_Exercise instructions_
Scan the data below for the string "title". Show every line where it turns up.

(Recorded data)
——

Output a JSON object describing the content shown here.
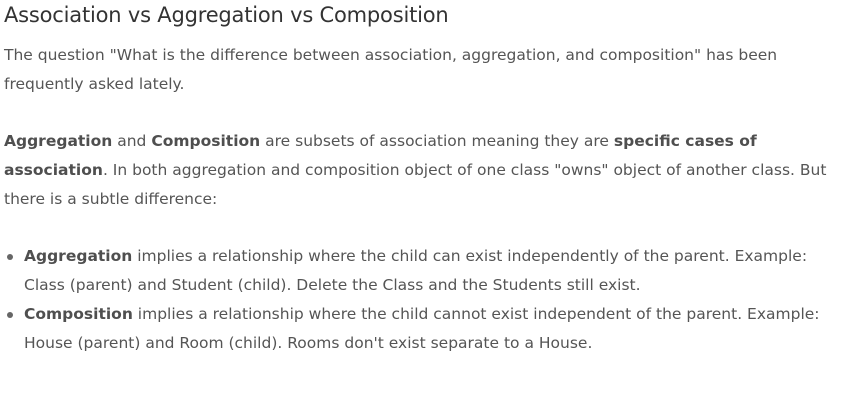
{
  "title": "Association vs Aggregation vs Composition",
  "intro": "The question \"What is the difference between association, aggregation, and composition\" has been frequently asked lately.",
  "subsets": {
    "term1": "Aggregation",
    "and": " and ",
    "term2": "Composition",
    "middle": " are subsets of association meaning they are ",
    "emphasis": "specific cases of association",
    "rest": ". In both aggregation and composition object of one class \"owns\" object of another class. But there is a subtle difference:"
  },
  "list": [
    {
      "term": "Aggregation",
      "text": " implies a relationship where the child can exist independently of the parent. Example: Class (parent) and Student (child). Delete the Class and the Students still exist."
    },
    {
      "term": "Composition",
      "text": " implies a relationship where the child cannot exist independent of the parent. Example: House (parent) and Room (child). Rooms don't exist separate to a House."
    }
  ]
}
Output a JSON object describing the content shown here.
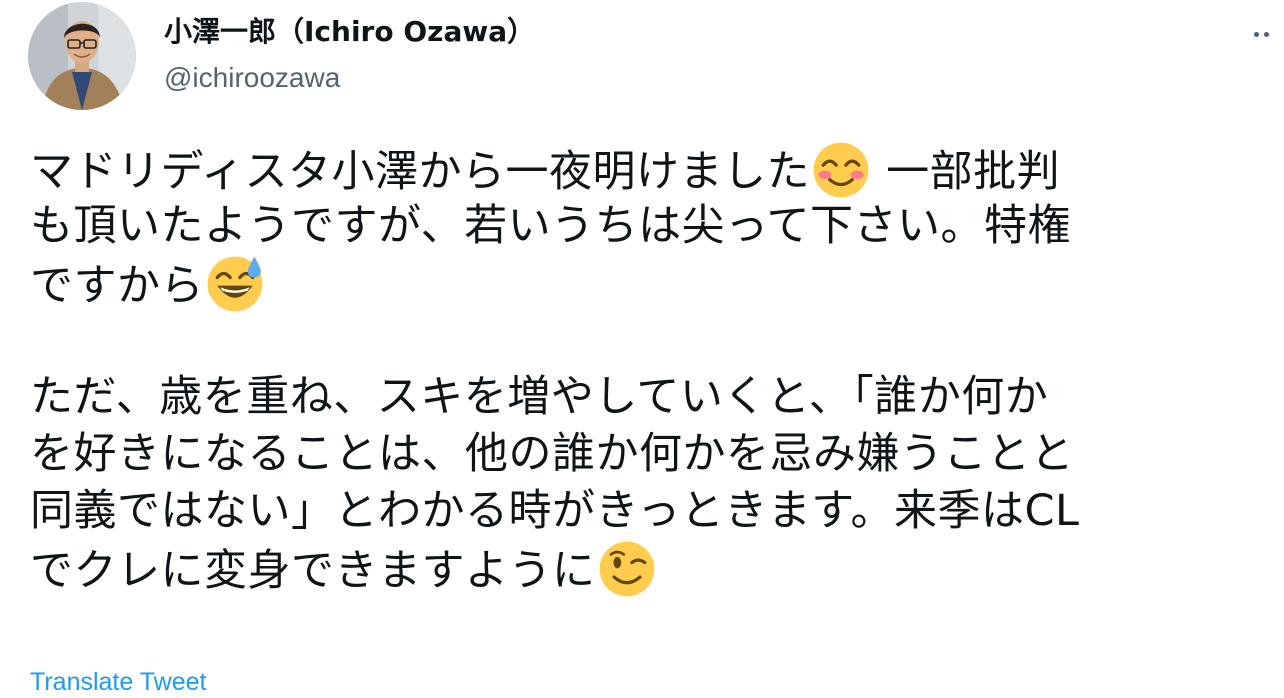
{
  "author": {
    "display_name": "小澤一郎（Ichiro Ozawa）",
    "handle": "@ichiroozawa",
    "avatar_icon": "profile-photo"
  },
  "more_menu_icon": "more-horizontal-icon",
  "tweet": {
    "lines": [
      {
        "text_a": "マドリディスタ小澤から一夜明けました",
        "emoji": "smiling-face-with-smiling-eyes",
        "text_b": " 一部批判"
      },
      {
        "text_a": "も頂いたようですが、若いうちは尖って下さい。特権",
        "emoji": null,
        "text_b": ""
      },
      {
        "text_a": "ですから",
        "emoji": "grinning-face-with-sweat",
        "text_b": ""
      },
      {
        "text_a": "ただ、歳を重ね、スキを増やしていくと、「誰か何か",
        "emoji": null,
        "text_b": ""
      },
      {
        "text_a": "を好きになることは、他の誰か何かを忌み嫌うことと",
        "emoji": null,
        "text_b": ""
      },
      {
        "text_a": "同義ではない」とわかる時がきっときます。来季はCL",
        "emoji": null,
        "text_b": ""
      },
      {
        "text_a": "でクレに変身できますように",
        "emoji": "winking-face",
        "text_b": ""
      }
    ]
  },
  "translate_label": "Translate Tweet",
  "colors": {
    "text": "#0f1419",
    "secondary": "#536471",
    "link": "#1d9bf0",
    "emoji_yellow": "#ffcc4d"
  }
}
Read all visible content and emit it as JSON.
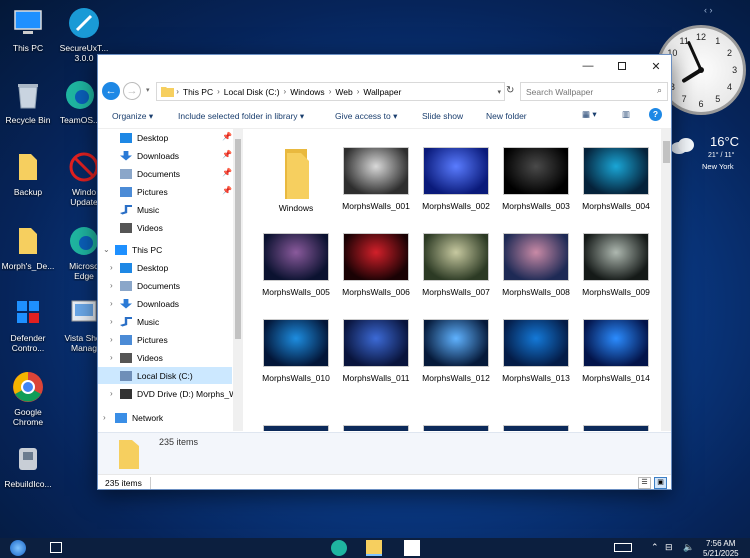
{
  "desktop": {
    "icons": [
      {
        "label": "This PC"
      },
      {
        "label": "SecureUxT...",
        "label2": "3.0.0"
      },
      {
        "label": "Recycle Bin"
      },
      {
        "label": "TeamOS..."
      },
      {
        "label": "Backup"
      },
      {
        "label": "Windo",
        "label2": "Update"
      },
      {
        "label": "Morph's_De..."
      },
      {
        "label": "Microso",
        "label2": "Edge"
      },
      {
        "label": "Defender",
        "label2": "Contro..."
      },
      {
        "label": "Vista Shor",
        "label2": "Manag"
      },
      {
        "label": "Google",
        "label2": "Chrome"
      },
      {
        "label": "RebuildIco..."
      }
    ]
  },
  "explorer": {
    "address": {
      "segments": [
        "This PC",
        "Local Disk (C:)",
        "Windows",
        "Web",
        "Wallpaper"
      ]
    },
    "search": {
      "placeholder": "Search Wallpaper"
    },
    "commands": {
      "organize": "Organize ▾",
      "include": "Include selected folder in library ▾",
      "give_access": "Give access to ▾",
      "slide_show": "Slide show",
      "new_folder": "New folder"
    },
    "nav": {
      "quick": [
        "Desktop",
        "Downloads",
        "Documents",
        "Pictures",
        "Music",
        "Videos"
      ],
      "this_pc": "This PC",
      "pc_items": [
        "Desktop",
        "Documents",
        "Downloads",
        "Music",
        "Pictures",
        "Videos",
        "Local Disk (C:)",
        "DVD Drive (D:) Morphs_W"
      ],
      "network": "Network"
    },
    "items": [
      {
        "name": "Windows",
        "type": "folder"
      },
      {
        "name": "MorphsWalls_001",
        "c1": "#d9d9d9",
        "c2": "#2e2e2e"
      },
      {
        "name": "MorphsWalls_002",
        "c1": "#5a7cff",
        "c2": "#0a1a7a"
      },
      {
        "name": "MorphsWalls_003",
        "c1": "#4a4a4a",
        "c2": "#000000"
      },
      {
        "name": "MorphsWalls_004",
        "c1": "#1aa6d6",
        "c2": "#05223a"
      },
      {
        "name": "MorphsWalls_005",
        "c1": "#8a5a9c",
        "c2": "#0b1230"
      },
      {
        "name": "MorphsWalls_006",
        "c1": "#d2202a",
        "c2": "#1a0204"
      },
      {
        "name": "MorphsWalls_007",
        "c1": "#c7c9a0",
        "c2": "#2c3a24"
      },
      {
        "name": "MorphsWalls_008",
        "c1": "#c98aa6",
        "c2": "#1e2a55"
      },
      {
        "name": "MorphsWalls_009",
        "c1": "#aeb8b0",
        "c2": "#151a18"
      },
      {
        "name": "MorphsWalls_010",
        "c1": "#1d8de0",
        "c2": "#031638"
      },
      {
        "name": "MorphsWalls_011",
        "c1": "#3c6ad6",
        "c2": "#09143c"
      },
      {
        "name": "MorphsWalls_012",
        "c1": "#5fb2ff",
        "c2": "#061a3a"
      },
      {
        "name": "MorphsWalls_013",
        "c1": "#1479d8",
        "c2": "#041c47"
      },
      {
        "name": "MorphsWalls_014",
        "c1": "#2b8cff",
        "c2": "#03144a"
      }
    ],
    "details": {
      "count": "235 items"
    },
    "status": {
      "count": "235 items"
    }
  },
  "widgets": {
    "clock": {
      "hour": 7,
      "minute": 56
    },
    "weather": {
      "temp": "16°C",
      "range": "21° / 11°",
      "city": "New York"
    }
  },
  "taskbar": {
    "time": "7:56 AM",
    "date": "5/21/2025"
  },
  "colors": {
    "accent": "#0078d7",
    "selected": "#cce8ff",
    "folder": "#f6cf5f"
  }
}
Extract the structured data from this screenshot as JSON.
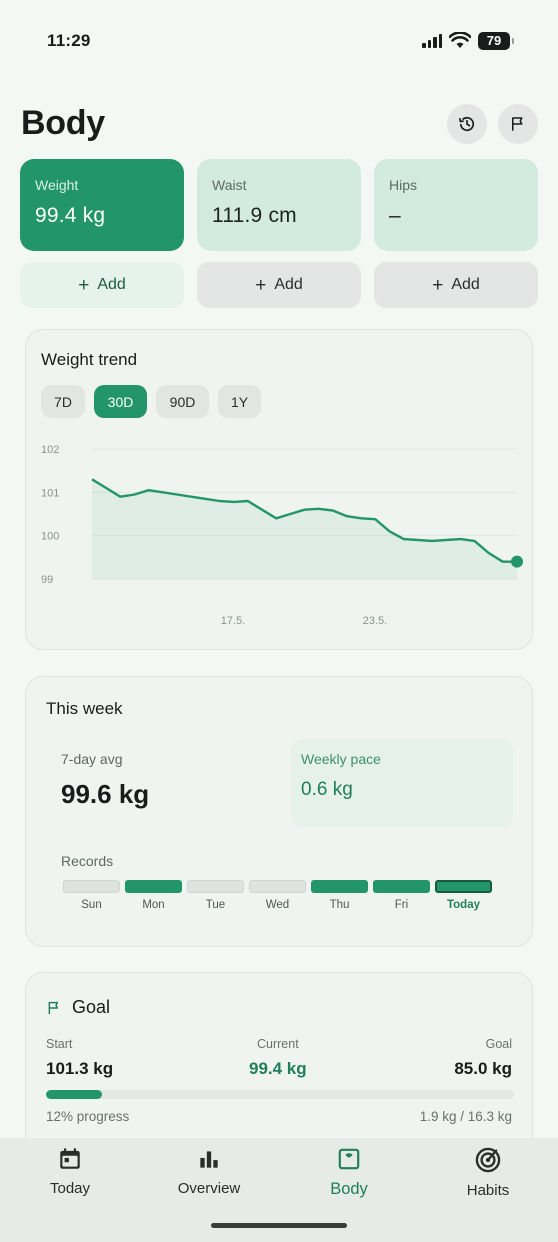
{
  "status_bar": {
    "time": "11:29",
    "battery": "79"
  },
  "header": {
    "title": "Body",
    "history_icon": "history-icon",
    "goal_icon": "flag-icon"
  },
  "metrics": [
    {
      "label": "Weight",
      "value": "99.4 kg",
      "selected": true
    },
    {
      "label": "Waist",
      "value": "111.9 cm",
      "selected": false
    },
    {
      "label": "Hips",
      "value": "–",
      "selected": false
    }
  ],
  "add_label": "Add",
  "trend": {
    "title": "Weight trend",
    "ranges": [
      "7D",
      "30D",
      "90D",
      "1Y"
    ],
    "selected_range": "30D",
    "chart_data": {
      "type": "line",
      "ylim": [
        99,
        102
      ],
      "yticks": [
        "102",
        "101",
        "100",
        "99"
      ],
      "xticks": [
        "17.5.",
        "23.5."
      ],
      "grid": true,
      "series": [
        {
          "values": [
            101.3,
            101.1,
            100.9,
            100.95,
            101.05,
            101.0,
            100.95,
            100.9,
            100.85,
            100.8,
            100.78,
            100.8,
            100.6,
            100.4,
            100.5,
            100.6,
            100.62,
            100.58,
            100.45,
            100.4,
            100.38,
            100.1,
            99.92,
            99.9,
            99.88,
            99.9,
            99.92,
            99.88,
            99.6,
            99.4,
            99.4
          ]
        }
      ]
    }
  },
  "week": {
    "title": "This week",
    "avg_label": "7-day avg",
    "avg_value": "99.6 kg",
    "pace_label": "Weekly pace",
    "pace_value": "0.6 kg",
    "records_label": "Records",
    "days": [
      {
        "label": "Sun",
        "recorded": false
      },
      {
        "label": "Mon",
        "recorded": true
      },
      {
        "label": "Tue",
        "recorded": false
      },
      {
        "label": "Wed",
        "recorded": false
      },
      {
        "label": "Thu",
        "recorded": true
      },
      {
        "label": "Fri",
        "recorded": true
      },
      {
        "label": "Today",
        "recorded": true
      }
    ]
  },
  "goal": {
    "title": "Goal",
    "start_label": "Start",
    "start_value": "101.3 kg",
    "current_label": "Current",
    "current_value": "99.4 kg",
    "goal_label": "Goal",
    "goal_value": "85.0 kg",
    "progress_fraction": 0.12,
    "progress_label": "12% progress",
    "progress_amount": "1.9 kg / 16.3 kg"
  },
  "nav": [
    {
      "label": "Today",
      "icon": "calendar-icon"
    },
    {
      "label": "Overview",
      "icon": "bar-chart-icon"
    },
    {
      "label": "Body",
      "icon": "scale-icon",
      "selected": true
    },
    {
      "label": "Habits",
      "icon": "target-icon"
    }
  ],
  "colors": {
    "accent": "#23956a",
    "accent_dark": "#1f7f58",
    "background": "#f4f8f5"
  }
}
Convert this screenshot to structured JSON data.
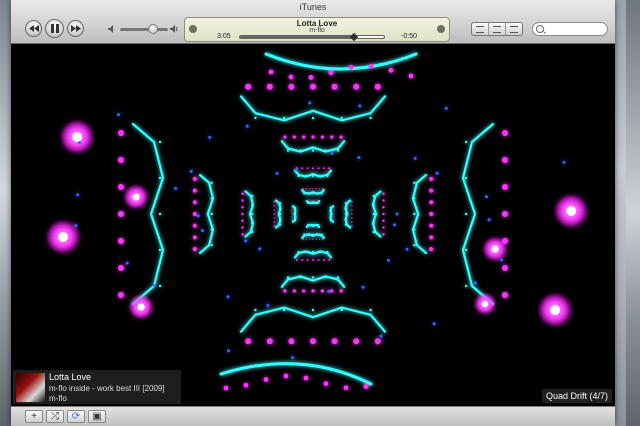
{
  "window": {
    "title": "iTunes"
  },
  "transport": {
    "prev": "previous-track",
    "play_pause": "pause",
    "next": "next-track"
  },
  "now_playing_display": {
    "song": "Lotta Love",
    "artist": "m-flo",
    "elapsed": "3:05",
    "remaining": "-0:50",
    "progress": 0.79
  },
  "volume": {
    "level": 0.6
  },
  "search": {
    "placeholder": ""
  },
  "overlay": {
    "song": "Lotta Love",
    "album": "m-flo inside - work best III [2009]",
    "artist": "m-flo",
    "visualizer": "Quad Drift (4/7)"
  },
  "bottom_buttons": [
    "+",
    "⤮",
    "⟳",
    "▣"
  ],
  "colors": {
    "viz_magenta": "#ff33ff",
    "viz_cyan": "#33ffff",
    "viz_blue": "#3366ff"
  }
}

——

_Your solution_
  "title": "Association vs Aggregation vs Composition",
    "title": "Body",
    "title": "Weight trend",
    "title": "This week",
    "title": "Goal",
    "title": "iTunes"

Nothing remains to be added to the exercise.